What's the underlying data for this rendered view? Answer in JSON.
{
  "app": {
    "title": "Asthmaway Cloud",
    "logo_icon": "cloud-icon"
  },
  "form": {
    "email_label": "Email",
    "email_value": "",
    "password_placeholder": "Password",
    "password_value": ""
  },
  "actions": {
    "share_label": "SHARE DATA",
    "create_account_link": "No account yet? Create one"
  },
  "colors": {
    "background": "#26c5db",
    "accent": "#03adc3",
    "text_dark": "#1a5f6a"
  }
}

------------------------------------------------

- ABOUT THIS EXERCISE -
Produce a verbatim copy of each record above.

- REPLY TO THE EXERCISE -
What's the underlying data for this rendered view? Answer in JSON.
{
  "app": {
    "title": "Asthmaway Cloud",
    "logo_icon": "cloud-icon"
  },
  "form": {
    "email_label": "Email",
    "email_value": "",
    "password_placeholder": "Password",
    "password_value": ""
  },
  "actions": {
    "share_label": "SHARE DATA",
    "create_account_link": "No account yet? Create one"
  },
  "colors": {
    "background": "#26c5db",
    "accent": "#03adc3",
    "text_dark": "#1a5f6a"
  }
}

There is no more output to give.